Electroplated chrome was an early favorite, commonly applied only to the sealing face of cast iron top rings. Chrome is hard but it didn’t provide much lubrication-holding ability and could cause scuffing. Molybdenum is currently the ring coating of choice. Moly is inherently slippery and it has a structure that holds oil well. It can be applied by several methods, including particle vapor deposition (PDV), which attaches strongly to steel. Alternatives include Titanium Nitride (TiN), Diamond Like Carbon (DLC), chromium nitride and ceramic.
Care and Handling When installing piston rings, a ring’s upper side will always be engraved with a dot or other mark to indicate the correct direction, except perhaps in the case of steel oil scraper rings that can be inverted without problems.

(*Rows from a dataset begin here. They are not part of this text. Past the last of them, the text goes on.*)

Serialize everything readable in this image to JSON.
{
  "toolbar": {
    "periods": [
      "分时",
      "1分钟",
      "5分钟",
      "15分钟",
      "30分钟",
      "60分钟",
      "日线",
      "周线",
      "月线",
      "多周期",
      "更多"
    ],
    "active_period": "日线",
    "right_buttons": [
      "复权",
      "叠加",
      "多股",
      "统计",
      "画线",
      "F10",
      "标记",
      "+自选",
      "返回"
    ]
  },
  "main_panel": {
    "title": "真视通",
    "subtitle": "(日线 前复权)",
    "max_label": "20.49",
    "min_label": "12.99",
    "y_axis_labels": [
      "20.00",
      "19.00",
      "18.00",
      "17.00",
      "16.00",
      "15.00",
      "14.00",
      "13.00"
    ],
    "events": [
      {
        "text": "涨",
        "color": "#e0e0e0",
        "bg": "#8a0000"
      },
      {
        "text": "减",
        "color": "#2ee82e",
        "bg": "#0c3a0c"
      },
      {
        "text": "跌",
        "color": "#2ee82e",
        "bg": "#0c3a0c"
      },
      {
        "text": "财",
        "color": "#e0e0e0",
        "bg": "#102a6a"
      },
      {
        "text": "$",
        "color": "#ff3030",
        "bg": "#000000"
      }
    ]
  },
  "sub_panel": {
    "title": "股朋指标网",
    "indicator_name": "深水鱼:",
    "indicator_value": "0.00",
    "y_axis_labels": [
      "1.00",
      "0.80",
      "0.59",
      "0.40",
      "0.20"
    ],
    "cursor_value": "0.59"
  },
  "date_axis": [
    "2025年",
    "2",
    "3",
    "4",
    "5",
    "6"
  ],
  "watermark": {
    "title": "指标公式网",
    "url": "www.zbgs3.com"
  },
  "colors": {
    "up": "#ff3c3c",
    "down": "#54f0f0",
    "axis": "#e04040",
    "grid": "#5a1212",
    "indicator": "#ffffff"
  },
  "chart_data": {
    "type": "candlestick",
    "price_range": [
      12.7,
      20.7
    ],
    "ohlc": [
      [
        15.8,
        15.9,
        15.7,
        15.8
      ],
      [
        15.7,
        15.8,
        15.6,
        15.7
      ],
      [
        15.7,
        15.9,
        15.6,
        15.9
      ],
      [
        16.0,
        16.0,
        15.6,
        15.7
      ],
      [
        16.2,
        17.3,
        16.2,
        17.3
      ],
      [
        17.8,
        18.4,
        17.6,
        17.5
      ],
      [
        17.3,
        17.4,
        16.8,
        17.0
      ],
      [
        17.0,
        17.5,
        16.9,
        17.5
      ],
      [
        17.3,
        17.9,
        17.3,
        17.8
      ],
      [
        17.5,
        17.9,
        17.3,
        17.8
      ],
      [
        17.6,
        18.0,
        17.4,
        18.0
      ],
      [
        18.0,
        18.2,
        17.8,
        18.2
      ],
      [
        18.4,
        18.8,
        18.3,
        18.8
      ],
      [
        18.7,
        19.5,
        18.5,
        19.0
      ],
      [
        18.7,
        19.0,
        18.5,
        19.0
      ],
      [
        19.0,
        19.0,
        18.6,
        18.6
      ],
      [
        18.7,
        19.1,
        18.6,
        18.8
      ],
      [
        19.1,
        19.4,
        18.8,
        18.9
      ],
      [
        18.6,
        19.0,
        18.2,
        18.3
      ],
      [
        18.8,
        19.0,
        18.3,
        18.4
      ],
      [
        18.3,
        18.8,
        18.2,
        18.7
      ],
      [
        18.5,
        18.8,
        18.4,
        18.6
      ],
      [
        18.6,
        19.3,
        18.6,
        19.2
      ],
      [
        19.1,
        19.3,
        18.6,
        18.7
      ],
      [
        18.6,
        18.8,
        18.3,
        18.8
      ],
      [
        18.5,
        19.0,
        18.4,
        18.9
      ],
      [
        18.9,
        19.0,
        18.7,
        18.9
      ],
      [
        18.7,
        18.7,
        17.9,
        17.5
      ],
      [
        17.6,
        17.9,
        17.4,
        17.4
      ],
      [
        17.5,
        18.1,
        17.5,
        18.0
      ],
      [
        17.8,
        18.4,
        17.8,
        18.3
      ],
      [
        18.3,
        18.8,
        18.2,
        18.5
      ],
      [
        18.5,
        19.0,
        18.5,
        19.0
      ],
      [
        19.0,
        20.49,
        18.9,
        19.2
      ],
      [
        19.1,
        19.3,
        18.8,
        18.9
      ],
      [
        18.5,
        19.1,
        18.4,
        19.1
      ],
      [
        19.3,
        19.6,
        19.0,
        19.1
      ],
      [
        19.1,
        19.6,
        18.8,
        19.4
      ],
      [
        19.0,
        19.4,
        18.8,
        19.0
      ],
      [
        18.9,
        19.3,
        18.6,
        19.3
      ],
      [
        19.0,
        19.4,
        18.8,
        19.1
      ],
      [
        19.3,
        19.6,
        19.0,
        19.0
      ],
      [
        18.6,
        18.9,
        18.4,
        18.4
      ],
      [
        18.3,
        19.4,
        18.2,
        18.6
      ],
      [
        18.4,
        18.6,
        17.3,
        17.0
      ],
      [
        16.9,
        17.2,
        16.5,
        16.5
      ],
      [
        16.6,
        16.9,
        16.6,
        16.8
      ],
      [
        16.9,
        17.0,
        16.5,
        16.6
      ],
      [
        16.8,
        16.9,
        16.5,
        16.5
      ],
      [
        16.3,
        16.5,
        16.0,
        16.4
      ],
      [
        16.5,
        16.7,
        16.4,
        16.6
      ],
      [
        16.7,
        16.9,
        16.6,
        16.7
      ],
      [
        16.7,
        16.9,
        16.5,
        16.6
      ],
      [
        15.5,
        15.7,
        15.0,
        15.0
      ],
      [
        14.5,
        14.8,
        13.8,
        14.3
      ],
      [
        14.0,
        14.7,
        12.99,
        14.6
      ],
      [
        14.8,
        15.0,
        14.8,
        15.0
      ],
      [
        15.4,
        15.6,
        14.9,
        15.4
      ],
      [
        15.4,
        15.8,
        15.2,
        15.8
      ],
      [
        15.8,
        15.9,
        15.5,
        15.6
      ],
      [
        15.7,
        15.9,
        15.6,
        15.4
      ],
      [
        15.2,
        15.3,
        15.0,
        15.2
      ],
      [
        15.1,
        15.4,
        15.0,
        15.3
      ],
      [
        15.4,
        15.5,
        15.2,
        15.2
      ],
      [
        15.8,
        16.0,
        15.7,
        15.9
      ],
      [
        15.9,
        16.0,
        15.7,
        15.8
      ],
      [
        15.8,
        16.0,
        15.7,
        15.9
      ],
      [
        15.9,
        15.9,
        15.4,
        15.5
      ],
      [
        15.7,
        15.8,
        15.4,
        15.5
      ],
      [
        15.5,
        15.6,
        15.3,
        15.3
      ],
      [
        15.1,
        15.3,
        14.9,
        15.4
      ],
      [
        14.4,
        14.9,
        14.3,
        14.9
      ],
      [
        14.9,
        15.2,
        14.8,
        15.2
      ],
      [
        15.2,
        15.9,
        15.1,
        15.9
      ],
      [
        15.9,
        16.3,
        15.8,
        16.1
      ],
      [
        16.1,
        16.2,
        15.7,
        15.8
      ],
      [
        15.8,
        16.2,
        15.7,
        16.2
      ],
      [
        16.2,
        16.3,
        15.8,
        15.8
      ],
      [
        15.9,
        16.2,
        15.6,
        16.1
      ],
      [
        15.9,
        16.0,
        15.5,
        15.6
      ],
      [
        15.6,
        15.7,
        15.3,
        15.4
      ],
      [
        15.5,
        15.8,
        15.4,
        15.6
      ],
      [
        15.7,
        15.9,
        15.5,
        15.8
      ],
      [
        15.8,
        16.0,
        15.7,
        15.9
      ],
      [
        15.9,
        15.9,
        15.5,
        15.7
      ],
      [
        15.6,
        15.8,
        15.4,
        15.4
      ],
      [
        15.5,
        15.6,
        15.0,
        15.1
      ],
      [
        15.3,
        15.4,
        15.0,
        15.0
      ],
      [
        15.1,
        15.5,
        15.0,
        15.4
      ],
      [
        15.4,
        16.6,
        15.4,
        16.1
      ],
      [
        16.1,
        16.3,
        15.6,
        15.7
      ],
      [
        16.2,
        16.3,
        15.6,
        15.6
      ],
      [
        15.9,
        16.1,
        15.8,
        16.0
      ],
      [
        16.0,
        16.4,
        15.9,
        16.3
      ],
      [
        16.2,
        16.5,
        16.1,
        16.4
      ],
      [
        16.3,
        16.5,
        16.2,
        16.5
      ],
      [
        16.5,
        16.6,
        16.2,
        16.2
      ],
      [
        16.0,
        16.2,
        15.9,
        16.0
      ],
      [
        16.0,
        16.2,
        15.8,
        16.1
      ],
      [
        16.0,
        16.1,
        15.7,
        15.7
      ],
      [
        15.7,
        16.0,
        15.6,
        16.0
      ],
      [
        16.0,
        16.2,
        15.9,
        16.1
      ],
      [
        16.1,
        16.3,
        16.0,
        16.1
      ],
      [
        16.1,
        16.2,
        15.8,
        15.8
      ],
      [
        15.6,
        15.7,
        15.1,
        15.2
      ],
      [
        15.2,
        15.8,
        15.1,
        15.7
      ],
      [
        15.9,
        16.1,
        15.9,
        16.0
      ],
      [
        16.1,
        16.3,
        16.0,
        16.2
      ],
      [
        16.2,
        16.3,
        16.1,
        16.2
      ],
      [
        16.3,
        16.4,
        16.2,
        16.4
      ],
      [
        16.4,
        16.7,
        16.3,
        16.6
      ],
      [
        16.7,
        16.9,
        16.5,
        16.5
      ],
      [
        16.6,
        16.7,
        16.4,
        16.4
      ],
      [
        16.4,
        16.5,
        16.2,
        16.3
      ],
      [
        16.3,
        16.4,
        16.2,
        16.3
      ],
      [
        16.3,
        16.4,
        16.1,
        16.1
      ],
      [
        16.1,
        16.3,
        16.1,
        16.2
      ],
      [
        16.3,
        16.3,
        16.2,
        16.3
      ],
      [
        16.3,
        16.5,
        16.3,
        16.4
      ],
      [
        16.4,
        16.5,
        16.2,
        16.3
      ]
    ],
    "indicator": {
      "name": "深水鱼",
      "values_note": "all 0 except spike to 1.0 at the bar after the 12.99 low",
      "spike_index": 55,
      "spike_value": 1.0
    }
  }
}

When fitting cast iron rings, carefully expand them radially with your thumbnails, just enough to slip over the piston.
Never try to spiral them onto the piston, by inserting one end into the groove and twisting the ring into place, as the ring can be permanently deformed, never to seal properly. Also, when installing rings, you’ll be advised to keep their gaps from aligning, and service manuals will typically have a diagram to show the ideal gap relationships. But, don’t think they will stay in that alignment. The crosshatching created by cylinder honing will typically cause the rings to rotate in a running engine, at maybe 1 rpm or less, depending on engine speed. MCN